Adding weight too often will have a negative effect on rep quality and might lead to recovery issues.
#2 Don't use weight increments that are too low
It's tempting to take micro loading to the extreme. But don't.
Fractional plates have their place in training but they make for slow progression.
Stick to the 1-2lb plates.
Anything lower isn't worth your time.
#3 Make sure you use the same bar
A potential issue with micro loading is that the small jumps can easily be offset.
If you change the bar you use, or use different plates, it can easily throw off the small change in weight.
This can be avoided by using the same bar every time you train.
Are you masking a bigger problem?
Micro loading is a great technqiue to boost strength.
However, if you need to rely on fractional plates as a beginner/intermediate then you might be masking a bigger problem.
The pitfalls of linear progression
Linear progression is perfect for beginners...
You don't need complex periodization, or fancy rep/set schemes.
All you need to do is add weight to the bar every session and you'll gain strength and size.
However, this isn't sustainable in the long run.
If it was, you would see humans benching 2000+ pounds with a few years of training.
And here lies the pitfall of linear progression.
You can't expect to milk it forever.
Sure, you can use micro loading to squeeze a bit more out of your novice gains.
But is this the most optimal way to progress?
I would argue it isn't.
Most novices get caught up on the intermediate strength standards.
They see the 225 bench and 315 squat as a barrier to entry.
In reality, these are rough guidelines and linear progression is a spectrum.
On one end you have people who are hyper-responsive to training and can milk linear progression well past the intermediate phase (and even into the advanced stages).
These people are few and far between- but they do exist. Think world-class powerlifters and guys who deadlift 405lbs the first time they pick up the bar (elite genetics).
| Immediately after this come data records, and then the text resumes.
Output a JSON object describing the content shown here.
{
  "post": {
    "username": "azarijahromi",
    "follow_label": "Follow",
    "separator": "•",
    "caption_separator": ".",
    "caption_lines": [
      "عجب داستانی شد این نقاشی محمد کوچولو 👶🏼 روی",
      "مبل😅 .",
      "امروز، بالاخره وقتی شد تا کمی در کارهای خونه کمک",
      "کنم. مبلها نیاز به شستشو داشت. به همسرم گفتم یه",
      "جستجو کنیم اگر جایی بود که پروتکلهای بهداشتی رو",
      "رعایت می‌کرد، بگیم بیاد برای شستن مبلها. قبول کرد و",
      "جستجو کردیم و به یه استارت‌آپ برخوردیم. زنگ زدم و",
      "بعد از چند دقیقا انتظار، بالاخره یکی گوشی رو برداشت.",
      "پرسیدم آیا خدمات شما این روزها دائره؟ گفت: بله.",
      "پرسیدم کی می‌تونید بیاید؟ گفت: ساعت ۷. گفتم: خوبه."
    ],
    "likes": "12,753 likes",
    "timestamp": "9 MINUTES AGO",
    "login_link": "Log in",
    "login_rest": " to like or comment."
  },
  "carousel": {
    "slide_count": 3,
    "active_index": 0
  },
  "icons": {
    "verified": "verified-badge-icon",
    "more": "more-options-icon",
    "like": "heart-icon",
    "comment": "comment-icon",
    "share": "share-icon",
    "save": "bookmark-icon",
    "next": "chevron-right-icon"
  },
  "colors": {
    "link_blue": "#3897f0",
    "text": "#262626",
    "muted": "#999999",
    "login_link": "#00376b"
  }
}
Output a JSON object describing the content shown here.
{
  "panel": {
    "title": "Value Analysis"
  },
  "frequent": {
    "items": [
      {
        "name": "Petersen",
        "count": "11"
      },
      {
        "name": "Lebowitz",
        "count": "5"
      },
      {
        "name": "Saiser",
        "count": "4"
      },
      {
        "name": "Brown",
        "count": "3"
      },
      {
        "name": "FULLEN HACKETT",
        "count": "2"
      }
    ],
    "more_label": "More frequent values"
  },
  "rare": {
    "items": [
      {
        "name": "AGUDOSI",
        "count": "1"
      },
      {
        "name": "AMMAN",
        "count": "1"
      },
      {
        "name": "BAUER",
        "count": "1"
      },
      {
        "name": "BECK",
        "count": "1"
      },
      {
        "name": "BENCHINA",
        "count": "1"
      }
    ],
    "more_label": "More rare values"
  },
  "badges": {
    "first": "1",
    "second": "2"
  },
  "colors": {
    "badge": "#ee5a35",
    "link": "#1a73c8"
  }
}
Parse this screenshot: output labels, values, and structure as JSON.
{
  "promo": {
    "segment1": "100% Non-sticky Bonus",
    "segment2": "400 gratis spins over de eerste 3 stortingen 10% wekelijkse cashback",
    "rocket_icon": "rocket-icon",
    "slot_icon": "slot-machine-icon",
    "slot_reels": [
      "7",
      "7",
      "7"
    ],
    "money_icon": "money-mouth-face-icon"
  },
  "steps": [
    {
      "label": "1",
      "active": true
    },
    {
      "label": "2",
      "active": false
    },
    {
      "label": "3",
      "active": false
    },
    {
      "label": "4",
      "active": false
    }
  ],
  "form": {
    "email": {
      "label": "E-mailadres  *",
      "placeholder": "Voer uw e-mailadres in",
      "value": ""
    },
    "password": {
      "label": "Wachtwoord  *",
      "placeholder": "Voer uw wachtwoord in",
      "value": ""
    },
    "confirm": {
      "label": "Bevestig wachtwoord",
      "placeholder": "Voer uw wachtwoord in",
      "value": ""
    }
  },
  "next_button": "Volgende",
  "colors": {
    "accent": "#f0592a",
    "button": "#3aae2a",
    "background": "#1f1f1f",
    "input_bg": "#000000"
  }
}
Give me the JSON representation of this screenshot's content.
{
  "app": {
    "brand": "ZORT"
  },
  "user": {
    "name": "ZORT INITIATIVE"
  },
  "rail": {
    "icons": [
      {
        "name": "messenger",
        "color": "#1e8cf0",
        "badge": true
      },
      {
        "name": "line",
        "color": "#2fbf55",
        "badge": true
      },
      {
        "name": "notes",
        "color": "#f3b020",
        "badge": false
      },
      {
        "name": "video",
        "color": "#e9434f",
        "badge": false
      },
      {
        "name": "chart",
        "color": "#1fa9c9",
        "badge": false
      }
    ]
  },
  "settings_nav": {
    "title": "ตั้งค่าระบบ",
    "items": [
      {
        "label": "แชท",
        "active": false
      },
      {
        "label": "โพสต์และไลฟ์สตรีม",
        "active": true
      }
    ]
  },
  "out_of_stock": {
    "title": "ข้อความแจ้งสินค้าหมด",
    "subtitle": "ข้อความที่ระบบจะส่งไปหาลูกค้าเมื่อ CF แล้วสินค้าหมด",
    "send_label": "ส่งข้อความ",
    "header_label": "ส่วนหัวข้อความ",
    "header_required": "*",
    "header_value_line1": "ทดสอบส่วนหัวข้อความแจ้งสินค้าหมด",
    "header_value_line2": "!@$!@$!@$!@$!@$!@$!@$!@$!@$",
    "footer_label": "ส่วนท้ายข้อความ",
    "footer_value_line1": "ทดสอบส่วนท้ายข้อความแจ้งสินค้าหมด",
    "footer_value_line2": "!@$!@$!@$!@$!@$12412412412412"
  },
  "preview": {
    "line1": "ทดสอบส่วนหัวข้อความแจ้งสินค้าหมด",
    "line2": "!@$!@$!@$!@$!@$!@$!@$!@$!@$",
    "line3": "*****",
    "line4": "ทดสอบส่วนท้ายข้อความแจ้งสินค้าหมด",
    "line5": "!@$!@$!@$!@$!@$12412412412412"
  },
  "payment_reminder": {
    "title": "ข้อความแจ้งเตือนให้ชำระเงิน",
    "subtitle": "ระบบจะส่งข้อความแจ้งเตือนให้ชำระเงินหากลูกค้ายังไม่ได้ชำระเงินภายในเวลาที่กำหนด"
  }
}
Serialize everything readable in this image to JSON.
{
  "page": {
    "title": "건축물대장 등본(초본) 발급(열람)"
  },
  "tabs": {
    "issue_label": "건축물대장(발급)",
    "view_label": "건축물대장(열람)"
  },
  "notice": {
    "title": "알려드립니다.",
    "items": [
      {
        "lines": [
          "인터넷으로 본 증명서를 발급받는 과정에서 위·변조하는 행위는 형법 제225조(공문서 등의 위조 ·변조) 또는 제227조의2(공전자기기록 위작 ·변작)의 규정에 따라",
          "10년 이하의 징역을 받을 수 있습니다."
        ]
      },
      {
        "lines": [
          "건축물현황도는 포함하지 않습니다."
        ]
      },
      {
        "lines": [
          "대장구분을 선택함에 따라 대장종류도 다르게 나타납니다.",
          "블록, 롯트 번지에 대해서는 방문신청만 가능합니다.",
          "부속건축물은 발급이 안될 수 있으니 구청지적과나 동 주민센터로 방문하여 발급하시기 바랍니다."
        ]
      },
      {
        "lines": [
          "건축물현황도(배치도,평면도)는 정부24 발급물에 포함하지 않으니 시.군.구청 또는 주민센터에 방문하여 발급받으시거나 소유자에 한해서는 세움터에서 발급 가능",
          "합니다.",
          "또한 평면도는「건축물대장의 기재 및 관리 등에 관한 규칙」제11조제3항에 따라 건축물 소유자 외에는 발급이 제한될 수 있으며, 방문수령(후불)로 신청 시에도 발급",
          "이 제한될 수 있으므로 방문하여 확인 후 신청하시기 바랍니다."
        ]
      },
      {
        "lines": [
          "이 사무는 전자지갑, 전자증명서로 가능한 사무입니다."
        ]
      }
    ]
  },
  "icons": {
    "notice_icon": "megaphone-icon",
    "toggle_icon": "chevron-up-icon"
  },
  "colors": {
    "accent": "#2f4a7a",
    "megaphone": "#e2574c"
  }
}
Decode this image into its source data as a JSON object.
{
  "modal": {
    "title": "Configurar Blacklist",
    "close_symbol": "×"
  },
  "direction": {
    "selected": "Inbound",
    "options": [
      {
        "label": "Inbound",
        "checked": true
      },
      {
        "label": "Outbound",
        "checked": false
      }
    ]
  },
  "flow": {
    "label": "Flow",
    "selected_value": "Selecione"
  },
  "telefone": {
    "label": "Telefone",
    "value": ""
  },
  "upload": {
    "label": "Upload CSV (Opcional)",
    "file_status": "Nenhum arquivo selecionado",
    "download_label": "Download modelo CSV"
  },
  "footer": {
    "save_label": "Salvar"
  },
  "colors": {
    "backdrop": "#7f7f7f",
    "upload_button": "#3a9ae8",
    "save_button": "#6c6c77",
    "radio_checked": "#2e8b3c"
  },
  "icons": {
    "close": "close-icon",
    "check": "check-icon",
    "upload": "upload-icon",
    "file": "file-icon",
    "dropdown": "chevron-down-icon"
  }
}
On the opposite end of the spectrum, you have guys with average to below average genetics:
They burn out on linear progression much sooner and need to hop onto an intermediate program to see continued progress.
In addition to genetics, you also need to consider anthropometry.
A guy with short, t-rex arms may be able to milk linear gains for the bench but struggle with the deadlift.
*Key takeaway: Instead of trying to milk novice gains, jump on a well written intermediate strength training program- you'll see faster strength and muscle gains.
What about guys who plateau in the intermediate stages of training?
Well, they make similar mistakes to the novice.
But instead of trying to milk linear progression, they run minimalist training programs with low volume and expect to keep progressing.
This is problematic because volume is the main driver of muscle growth.
Micro loading will only take you so far.
If your volume is too low, and you're lazy with accessory training, you'll see very slow progress, if any.
*Key takeaway: Increase your volume, and start adding accessory work.
Perhaps the biggest mistake I see intermediate lifters make, is not prioritising recovery.
As a beginner, you can get away with sub-par recovery.
But as an intermediate lifter you can't.
You need to stay on top of your nutrition and sleep a minimum of 6-8 hours per night.
Bonus: How to use micro loading as a beginner to increase your squat, bench, and deadlift by 100%
Micro loading is a solid strength training technique but it isn't for everyone.
Before you incorporate it into your training, you need to consider a few things...
First, you need to assess why you're plateauing:
- Is it because you're trying to milk linear progress?
- Is it because you're running an ineffective minimalist program?
- Is your recovery poor?
If you answered yes to any of the above, you need to fix it.
The second factor to consider, is your goals.
Fractional loading is perfect for recomping, milking linear gains, and for female athletes.
But if you're trying to gain as much strength as possible, look elsewhere.
Purchase a well written strength training program (like size, symmetry, strength) or download a free one.
And make sure your recovery is exceptional.
You'll make all the gains in the world following these tips.
Now, it's over to you!
Do you plan on using micro-plates?
Let me know in the comments below: